He is one of more than 1,000 journalists who have been the victims of targeted killings since 2006. And more have been killed in the first nine months of 2018 than all of last year, according to data compiled by both The Committee to Protect Journalists and Reporters Without Borders. While their numbers vary slightly, the agencies are in agreement that this has been a deadly year for journalists, even in the U.S. and Western Europe, where press freedom is a considered hallmark of society. This year in the U.S. alone, five journalists were gunned down in June at the Capital Gazette newsroom in Annapolis, Maryland.
“There is an increase in attacks on journalists and journalism as an institution that is important to democracy and to the foundation of human rights,” Dr. Courtney Radsch, the advocacy director for CPJ told the New York Times this week. “And we see that this is being undermined around the world.”
Radsch cautioned that rhetoric characterizing the press is as the “enemy of the people” can escalate the unsafe conditions for reporters. In fact on Thursday, President Donald Trump, who routinely denigrates the news media, praised Montana Republican Rep. Greg Gianforte for physically assaulting a reporter.

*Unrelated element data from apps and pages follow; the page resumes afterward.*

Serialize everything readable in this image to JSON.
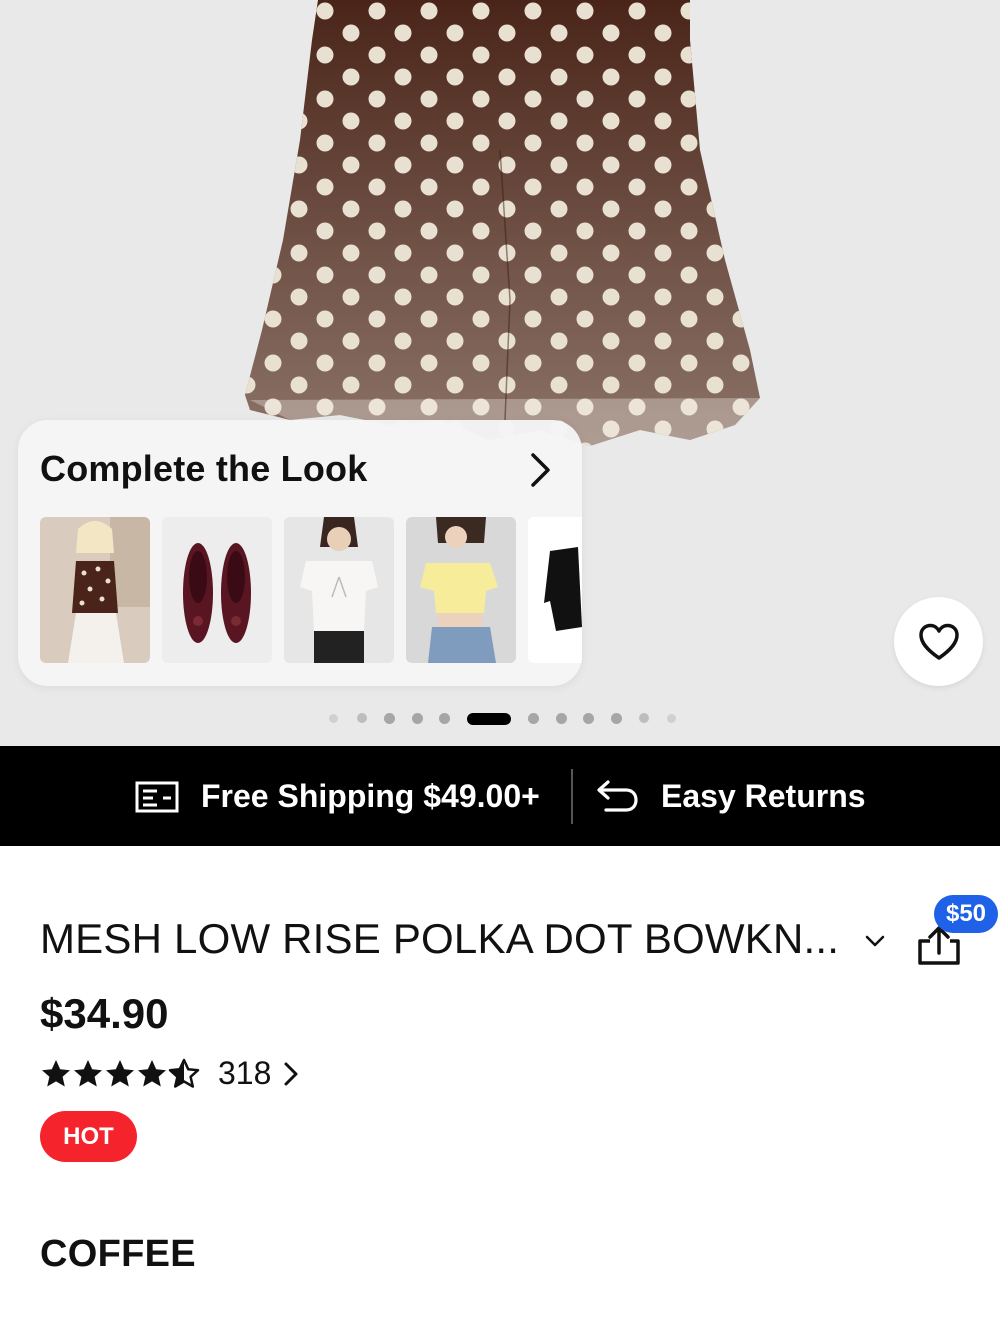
{
  "gallery": {
    "complete_the_look": {
      "title": "Complete the Look",
      "items": [
        "polka-dot-top-outfit",
        "burgundy-ballet-flats",
        "white-tie-front-blouse",
        "yellow-crop-top",
        "black-top"
      ]
    },
    "slide_count": 13,
    "active_slide": 6
  },
  "banner": {
    "shipping": "Free Shipping $49.00+",
    "returns": "Easy Returns"
  },
  "product": {
    "title": "MESH LOW RISE POLKA DOT BOWKN...",
    "price": "$34.90",
    "rating": 4.5,
    "review_count": "318",
    "badge": "HOT",
    "color": "COFFEE",
    "coupon": "$50"
  },
  "colors": {
    "skirt": "#4a2418",
    "dot": "#e8e0d0",
    "hot_badge": "#f5232b",
    "coupon_badge": "#1f62e8",
    "banner": "#000000"
  },
  "icons": [
    "chevron-right-icon",
    "heart-icon",
    "shipping-icon",
    "return-icon",
    "chevron-down-icon",
    "share-icon",
    "star-icon"
  ]
}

The CPJ and RWB statistics also bear out another alarming fact: nine out of 10 of these killers are never apprehended, much less charged or punished.

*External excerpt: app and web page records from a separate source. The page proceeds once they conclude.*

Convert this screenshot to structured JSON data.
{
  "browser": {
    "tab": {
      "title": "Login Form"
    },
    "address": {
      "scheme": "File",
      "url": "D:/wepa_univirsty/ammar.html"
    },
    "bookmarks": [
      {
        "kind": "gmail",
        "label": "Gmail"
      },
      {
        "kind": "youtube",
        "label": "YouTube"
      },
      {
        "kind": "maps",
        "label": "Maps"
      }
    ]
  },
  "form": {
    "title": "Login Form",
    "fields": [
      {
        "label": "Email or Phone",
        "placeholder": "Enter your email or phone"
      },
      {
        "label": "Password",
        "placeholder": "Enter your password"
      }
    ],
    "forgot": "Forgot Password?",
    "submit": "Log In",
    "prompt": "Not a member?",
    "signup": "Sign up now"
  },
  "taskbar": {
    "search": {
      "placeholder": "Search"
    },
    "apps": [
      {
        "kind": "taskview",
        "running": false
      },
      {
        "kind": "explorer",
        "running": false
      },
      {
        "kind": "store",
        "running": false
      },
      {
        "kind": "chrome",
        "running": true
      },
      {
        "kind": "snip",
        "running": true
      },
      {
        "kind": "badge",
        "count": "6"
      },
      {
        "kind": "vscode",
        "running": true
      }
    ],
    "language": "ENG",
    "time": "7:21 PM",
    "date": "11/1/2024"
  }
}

This leads to more murders and cover-ups of human rights abuses, according to The United Nations Educational, Scientific and Cultural Organization. To that end UNESCO is proclaiming Nov. 2 as “International Day to End Impunity for Crimes against Journalists.” The resolution is intended encourage member states to devise measures to counter the lack of accountability. It’s also intended to shed light on these crimes, which – unlike the Kashoggi case – often surface only momentarily in the news cycle.
For example, it’s likely you’ve never heard about:
- Mexican journalist and satirist Pamela Montenegro, who was shot point blank in the face and stomach while dining at a restaurant with her husband in February.
- Indian freelancers Sandeep Sharma, Navin Nischal and Vijay Singh, who were run down by an SUV outside of a tobacco shop in March.
- Libyan reporter Musa Abdul Kareem, who was abducted, tortured and shot 13 times in July.
Why aren’t all these slayings met with the same furor and press coverage as that of Khashoggi’s?
As Suzanne Nossel laments in this L.A. Times opinion piece, they deserve the same outrage as the “chorus of disgust” elicited by Khashoggi’s disappearance after he walked into the Saudi Consulate in Istanbul on Tuesday, Oct. 2, and never walked out.
Certainly the fact that Khashoggi is a contributor to The Washington Post elevates the news value of the case here in America. But as OU Political Science Professor Peter Trumbore said during an interview on WJR this week, the news has also “shaken” the foundation of Saudi Arabia’s relationship with some important global partners.
And that tends to generate headlines.
There’s also the allure of gruesome spectacle of the widely accepted allegation that Khashoggi was lured into the consulate, murdered and dismembered.
As Trumbore said on WJR, “It’s pretty clear the Saudi government had Jamal Kashoggi killed.” Whether they had that intention from the beginning, or “botched his kidnapping and interrogation and just happened to have a specialist with a bone saw handy later on.”
“As horrible as it is,” Trumbore said, the case “is ultimately going to be allowed to blow over.”
While the story is still treading water in the news cycle, if evidence doesn’t implicate a suspect soon, Kashoggi’s death is likely to become just one more data point in a very bleak set of statistics.
See the full United Nations resolution for the safety for journalists here. And watch our blog and social media for updates and calls to action.